“Blood libel”? Really?
In her seven-and-a-half minute video, Ms. Palin said that “journalists and pundits should not manufacture a blood libel that serves only to incite the very hatred and violence they purport to condemn. That is reprehensible.”
Blood libel is typically used to describe the false accusation that Jews murder Christian children to use their blood in religious rituals, in particular the baking of matzos for passover. The term has been used for centuries as the pretext for anti-Semitism and violent pogroms against Jews, and her use of the phrase itself has caused the video to go viral, attracting criticism of her description of the controversy. Ms. Giffords, who remains in critical condition in a Tucson hospital, is Jewish.

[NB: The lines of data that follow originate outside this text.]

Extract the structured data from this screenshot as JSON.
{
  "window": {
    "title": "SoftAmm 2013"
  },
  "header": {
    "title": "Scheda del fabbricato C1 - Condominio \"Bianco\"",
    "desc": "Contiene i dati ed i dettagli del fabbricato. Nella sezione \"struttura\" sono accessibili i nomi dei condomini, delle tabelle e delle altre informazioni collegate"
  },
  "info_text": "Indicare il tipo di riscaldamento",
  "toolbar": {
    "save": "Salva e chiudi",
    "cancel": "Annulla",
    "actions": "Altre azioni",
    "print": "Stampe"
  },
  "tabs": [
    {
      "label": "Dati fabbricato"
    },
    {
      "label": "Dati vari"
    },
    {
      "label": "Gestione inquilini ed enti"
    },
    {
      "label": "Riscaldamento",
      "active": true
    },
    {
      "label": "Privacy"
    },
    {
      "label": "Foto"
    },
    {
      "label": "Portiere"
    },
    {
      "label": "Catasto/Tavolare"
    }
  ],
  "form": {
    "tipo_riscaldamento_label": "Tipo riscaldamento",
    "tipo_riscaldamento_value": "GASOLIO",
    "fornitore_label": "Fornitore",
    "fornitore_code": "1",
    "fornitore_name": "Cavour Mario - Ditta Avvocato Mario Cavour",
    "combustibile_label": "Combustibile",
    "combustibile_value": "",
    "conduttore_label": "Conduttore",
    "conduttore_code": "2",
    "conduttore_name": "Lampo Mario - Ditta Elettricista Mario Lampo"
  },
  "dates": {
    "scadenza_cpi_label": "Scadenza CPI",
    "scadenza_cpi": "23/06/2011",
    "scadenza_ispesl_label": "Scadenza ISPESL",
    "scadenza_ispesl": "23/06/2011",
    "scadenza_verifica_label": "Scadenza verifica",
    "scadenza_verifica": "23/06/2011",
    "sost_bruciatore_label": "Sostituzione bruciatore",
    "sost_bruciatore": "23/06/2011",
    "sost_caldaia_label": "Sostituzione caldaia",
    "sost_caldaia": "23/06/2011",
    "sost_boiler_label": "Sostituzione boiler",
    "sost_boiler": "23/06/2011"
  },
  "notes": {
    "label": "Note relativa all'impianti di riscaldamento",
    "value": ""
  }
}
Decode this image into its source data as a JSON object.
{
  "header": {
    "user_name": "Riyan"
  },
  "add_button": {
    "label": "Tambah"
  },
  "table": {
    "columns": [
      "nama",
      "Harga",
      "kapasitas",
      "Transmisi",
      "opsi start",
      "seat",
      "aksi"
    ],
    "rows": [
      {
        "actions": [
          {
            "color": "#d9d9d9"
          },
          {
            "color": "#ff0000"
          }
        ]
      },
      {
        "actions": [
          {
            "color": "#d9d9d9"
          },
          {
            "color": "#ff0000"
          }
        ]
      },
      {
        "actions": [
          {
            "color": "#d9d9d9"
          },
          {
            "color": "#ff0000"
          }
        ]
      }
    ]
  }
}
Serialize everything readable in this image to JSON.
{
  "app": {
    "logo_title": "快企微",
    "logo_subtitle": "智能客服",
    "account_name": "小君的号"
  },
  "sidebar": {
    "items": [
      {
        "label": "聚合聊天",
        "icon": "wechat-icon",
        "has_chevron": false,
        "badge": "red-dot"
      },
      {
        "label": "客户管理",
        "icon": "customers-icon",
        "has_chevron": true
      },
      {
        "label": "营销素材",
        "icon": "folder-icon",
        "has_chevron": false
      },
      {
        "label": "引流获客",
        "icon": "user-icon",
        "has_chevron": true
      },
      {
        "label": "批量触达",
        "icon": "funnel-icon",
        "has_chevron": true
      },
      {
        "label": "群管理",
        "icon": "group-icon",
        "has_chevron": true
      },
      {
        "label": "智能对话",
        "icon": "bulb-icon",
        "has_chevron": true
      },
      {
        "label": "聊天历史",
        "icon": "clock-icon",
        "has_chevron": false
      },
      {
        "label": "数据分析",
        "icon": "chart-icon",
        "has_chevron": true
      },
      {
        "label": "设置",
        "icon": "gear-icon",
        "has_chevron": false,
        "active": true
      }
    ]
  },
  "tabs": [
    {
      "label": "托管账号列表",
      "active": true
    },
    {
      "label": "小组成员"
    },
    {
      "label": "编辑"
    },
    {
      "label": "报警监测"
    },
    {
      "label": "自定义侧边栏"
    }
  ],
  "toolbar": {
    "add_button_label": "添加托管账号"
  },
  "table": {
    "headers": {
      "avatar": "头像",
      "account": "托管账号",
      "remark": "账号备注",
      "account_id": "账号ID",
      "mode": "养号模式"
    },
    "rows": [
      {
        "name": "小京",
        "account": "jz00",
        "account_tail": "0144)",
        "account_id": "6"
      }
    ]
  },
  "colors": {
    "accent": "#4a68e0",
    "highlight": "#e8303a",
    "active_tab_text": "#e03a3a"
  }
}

I should have said this a few days ago, when my friend Glenn Reynolds introduced the term to this debate. But I think that the use of this particular term in this context isn’t ideal. Historically, the term is almost invariably used to describe anti-Semitic myths about how Jews use blood – usually from children – in their rituals. I agree entirely with Glenn’s, and now Palin’s, larger point. But I’m not sure either of them intended to redefine the phrase, or that they should have.
“Isn’t ideal.” I suppose that’s accurate.